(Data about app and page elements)

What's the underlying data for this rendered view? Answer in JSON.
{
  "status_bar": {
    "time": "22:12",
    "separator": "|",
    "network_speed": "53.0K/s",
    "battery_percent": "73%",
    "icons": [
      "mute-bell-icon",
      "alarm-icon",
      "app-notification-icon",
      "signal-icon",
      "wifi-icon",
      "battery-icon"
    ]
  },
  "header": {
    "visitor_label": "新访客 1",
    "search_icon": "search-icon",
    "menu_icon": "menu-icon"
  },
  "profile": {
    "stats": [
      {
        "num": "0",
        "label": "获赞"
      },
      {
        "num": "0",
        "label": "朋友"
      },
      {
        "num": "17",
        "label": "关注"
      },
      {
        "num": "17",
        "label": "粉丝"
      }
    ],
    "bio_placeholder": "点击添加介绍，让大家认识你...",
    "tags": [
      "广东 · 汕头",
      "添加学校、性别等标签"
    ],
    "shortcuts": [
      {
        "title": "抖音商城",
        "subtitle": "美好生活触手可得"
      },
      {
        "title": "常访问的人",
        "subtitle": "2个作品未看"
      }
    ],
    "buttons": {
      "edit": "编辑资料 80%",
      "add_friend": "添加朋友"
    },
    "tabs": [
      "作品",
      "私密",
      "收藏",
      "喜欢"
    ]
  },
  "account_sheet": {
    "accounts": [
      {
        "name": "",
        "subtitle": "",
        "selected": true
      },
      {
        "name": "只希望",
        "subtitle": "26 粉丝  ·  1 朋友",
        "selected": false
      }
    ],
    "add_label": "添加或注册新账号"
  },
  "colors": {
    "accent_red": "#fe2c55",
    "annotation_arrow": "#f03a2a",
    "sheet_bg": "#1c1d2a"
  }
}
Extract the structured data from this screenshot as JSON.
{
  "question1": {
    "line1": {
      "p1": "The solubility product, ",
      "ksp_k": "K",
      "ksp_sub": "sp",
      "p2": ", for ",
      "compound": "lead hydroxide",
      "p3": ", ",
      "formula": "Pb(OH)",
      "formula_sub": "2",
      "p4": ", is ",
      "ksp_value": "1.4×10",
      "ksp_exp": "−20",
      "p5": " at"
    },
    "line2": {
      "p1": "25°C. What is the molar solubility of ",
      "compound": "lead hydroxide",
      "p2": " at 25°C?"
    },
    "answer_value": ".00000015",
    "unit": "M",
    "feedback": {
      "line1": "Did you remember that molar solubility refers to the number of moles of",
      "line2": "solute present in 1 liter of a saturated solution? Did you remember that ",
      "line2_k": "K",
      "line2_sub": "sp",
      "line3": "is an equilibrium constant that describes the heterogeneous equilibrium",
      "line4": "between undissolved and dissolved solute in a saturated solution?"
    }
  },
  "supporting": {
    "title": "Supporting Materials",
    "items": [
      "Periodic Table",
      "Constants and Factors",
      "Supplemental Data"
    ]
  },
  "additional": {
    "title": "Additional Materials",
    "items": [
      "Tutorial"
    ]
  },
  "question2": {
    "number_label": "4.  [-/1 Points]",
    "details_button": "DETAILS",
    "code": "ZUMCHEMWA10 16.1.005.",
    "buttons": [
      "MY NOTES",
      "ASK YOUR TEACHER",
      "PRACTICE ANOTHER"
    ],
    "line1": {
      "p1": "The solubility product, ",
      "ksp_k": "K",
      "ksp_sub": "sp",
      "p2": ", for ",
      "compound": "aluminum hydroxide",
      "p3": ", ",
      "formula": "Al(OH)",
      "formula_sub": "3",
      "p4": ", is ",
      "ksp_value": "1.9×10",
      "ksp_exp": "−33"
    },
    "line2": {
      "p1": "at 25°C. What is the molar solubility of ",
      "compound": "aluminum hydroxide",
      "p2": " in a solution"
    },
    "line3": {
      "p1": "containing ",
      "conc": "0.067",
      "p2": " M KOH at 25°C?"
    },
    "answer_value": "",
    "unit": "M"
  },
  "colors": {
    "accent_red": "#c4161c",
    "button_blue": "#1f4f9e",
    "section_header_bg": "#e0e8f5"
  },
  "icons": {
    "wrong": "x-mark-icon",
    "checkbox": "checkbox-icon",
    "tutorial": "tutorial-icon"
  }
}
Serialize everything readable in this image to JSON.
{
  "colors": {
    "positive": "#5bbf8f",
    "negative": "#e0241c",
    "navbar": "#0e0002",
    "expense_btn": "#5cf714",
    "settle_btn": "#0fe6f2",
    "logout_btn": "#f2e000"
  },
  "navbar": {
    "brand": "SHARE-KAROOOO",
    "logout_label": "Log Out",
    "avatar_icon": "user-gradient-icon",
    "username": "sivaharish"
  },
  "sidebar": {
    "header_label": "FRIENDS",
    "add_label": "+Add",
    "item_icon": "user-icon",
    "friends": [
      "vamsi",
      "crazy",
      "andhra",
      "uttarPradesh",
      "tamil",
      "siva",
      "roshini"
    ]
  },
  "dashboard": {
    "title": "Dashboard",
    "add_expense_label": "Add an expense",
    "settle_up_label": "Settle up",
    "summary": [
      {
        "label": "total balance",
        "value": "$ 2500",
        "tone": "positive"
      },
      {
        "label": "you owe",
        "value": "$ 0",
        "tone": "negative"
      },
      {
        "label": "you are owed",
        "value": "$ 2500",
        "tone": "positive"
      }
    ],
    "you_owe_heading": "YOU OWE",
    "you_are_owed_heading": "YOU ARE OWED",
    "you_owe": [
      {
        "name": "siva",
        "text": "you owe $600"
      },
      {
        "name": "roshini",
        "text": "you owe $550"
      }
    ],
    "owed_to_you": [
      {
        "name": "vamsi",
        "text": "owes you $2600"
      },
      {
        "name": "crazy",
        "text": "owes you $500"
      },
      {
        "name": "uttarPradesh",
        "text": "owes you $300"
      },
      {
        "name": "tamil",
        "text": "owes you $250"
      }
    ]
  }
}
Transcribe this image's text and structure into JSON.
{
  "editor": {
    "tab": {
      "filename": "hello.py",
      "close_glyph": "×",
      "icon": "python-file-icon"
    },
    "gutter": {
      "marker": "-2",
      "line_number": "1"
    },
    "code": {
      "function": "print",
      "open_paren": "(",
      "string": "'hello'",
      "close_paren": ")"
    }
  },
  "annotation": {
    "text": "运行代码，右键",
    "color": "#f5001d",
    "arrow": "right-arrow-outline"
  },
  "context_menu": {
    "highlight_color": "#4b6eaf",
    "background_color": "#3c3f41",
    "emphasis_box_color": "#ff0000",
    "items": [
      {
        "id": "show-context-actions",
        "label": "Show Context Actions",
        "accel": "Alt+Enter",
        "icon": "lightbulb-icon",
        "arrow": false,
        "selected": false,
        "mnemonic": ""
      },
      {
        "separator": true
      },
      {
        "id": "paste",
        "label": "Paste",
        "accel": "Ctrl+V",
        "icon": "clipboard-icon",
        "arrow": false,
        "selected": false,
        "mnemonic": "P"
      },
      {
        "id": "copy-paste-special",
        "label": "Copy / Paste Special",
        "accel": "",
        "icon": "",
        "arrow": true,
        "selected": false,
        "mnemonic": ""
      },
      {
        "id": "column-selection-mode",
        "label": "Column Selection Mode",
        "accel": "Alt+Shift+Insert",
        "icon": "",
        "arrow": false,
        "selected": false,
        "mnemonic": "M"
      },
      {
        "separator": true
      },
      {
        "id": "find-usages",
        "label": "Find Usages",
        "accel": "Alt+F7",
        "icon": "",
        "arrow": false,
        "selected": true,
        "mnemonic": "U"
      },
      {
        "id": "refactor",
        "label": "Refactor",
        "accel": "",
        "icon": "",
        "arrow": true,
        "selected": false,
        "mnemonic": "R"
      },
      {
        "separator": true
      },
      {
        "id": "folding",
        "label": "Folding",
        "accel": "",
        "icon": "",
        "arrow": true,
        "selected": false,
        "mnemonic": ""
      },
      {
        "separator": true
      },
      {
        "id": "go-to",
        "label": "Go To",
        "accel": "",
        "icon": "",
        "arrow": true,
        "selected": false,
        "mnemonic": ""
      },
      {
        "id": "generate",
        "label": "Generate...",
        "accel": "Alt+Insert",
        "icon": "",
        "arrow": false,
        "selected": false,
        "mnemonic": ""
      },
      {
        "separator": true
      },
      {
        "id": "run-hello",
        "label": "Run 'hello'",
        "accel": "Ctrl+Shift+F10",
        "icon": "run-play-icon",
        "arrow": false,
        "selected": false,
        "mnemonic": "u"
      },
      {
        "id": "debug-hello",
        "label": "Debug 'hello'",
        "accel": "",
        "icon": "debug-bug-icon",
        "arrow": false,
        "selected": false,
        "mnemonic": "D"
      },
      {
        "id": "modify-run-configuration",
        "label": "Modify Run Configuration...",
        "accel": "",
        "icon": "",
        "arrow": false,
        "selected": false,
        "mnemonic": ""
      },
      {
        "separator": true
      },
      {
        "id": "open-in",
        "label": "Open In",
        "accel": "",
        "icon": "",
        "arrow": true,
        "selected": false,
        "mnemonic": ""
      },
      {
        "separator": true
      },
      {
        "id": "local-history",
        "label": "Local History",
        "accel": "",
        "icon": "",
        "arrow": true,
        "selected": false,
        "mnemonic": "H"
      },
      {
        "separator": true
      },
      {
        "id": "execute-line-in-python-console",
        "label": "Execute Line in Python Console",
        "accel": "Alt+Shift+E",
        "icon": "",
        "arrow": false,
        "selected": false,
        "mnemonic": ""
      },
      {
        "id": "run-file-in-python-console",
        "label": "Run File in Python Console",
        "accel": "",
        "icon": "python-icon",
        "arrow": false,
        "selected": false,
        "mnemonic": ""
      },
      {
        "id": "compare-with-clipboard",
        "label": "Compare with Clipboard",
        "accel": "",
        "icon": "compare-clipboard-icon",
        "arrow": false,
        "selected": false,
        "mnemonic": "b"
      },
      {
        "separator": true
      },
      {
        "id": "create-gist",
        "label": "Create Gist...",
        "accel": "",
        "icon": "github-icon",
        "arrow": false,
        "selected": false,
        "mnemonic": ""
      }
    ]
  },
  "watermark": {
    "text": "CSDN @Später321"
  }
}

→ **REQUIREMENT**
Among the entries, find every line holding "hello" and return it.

→ **YOUR RESPONSE**
      "filename": "hello.py",
      "string": "'hello'",
        "id": "run-hello",
        "label": "Run 'hello'",
        "id": "debug-hello",
        "label": "Debug 'hello'",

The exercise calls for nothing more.